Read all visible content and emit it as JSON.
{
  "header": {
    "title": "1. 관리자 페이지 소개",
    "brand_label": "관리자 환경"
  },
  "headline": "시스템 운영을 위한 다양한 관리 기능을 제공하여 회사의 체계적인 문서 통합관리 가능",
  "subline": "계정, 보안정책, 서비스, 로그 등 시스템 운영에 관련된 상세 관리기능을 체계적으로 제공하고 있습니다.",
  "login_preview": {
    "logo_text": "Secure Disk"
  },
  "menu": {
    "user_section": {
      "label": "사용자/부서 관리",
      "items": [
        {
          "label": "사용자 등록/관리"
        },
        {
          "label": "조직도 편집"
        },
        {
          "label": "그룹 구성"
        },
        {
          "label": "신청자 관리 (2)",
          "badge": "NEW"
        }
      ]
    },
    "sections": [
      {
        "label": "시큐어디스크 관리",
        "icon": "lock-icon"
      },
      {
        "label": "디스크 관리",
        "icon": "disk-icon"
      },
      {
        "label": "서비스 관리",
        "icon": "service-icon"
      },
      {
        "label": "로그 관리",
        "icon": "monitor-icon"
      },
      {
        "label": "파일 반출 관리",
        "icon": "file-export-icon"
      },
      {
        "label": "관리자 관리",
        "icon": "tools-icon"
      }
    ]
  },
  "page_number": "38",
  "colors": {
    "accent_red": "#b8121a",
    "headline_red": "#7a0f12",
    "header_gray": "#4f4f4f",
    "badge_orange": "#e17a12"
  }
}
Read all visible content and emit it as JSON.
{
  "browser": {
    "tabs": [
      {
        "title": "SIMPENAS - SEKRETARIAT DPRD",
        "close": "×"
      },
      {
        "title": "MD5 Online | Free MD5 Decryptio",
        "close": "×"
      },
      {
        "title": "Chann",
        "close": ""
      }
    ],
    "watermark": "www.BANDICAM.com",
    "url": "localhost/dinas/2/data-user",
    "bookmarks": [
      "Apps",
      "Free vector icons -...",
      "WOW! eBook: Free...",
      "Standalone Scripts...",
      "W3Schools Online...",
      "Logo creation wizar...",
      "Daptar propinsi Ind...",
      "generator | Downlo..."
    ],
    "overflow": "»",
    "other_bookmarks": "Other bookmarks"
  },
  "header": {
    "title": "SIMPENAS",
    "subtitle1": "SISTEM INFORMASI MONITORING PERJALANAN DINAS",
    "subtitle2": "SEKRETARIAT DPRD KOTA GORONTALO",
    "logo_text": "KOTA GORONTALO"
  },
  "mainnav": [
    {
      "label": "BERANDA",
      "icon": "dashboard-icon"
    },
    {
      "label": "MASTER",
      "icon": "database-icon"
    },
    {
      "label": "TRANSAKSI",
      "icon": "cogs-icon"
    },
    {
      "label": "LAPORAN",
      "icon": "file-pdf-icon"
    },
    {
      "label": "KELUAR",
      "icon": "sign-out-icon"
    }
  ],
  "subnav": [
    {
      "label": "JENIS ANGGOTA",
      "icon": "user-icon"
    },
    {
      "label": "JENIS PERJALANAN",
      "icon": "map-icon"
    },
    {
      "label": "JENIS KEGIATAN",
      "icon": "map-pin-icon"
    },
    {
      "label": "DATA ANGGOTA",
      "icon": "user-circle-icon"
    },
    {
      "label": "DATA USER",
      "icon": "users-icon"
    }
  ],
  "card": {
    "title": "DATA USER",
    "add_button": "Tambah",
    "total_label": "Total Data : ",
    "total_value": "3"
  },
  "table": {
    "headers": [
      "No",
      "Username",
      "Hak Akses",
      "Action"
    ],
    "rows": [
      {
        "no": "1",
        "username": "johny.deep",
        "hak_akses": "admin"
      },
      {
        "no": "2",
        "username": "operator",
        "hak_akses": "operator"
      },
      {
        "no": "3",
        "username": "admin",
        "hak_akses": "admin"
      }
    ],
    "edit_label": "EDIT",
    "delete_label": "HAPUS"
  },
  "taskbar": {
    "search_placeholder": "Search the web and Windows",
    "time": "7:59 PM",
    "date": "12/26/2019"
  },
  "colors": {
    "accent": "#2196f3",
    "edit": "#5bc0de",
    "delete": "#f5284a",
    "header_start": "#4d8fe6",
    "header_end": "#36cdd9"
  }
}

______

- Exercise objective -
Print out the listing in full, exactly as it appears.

- Solution to this problem -
Read all visible content and emit it as JSON.
{
  "header": {
    "title": "1. 관리자 페이지 소개",
    "brand_label": "관리자 환경"
  },
  "headline": "시스템 운영을 위한 다양한 관리 기능을 제공하여 회사의 체계적인 문서 통합관리 가능",
  "subline": "계정, 보안정책, 서비스, 로그 등 시스템 운영에 관련된 상세 관리기능을 체계적으로 제공하고 있습니다.",
  "login_preview": {
    "logo_text": "Secure Disk"
  },
  "menu": {
    "user_section": {
      "label": "사용자/부서 관리",
      "items": [
        {
          "label": "사용자 등록/관리"
        },
        {
          "label": "조직도 편집"
        },
        {
          "label": "그룹 구성"
        },
        {
          "label": "신청자 관리 (2)",
          "badge": "NEW"
        }
      ]
    },
    "sections": [
      {
        "label": "시큐어디스크 관리",
        "icon": "lock-icon"
      },
      {
        "label": "디스크 관리",
        "icon": "disk-icon"
      },
      {
        "label": "서비스 관리",
        "icon": "service-icon"
      },
      {
        "label": "로그 관리",
        "icon": "monitor-icon"
      },
      {
        "label": "파일 반출 관리",
        "icon": "file-export-icon"
      },
      {
        "label": "관리자 관리",
        "icon": "tools-icon"
      }
    ]
  },
  "page_number": "38",
  "colors": {
    "accent_red": "#b8121a",
    "headline_red": "#7a0f12",
    "header_gray": "#4f4f4f",
    "badge_orange": "#e17a12"
  }
}
Read all visible content and emit it as JSON.
{
  "browser": {
    "tabs": [
      {
        "title": "SIMPENAS - SEKRETARIAT DPRD",
        "close": "×"
      },
      {
        "title": "MD5 Online | Free MD5 Decryptio",
        "close": "×"
      },
      {
        "title": "Chann",
        "close": ""
      }
    ],
    "watermark": "www.BANDICAM.com",
    "url": "localhost/dinas/2/data-user",
    "bookmarks": [
      "Apps",
      "Free vector icons -...",
      "WOW! eBook: Free...",
      "Standalone Scripts...",
      "W3Schools Online...",
      "Logo creation wizar...",
      "Daptar propinsi Ind...",
      "generator | Downlo..."
    ],
    "overflow": "»",
    "other_bookmarks": "Other bookmarks"
  },
  "header": {
    "title": "SIMPENAS",
    "subtitle1": "SISTEM INFORMASI MONITORING PERJALANAN DINAS",
    "subtitle2": "SEKRETARIAT DPRD KOTA GORONTALO",
    "logo_text": "KOTA GORONTALO"
  },
  "mainnav": [
    {
      "label": "BERANDA",
      "icon": "dashboard-icon"
    },
    {
      "label": "MASTER",
      "icon": "database-icon"
    },
    {
      "label": "TRANSAKSI",
      "icon": "cogs-icon"
    },
    {
      "label": "LAPORAN",
      "icon": "file-pdf-icon"
    },
    {
      "label": "KELUAR",
      "icon": "sign-out-icon"
    }
  ],
  "subnav": [
    {
      "label": "JENIS ANGGOTA",
      "icon": "user-icon"
    },
    {
      "label": "JENIS PERJALANAN",
      "icon": "map-icon"
    },
    {
      "label": "JENIS KEGIATAN",
      "icon": "map-pin-icon"
    },
    {
      "label": "DATA ANGGOTA",
      "icon": "user-circle-icon"
    },
    {
      "label": "DATA USER",
      "icon": "users-icon"
    }
  ],
  "card": {
    "title": "DATA USER",
    "add_button": "Tambah",
    "total_label": "Total Data : ",
    "total_value": "3"
  },
  "table": {
    "headers": [
      "No",
      "Username",
      "Hak Akses",
      "Action"
    ],
    "rows": [
      {
        "no": "1",
        "username": "johny.deep",
        "hak_akses": "admin"
      },
      {
        "no": "2",
        "username": "operator",
        "hak_akses": "operator"
      },
      {
        "no": "3",
        "username": "admin",
        "hak_akses": "admin"
      }
    ],
    "edit_label": "EDIT",
    "delete_label": "HAPUS"
  },
  "taskbar": {
    "search_placeholder": "Search the web and Windows",
    "time": "7:59 PM",
    "date": "12/26/2019"
  },
  "colors": {
    "accent": "#2196f3",
    "edit": "#5bc0de",
    "delete": "#f5284a",
    "header_start": "#4d8fe6",
    "header_end": "#36cdd9"
  }
}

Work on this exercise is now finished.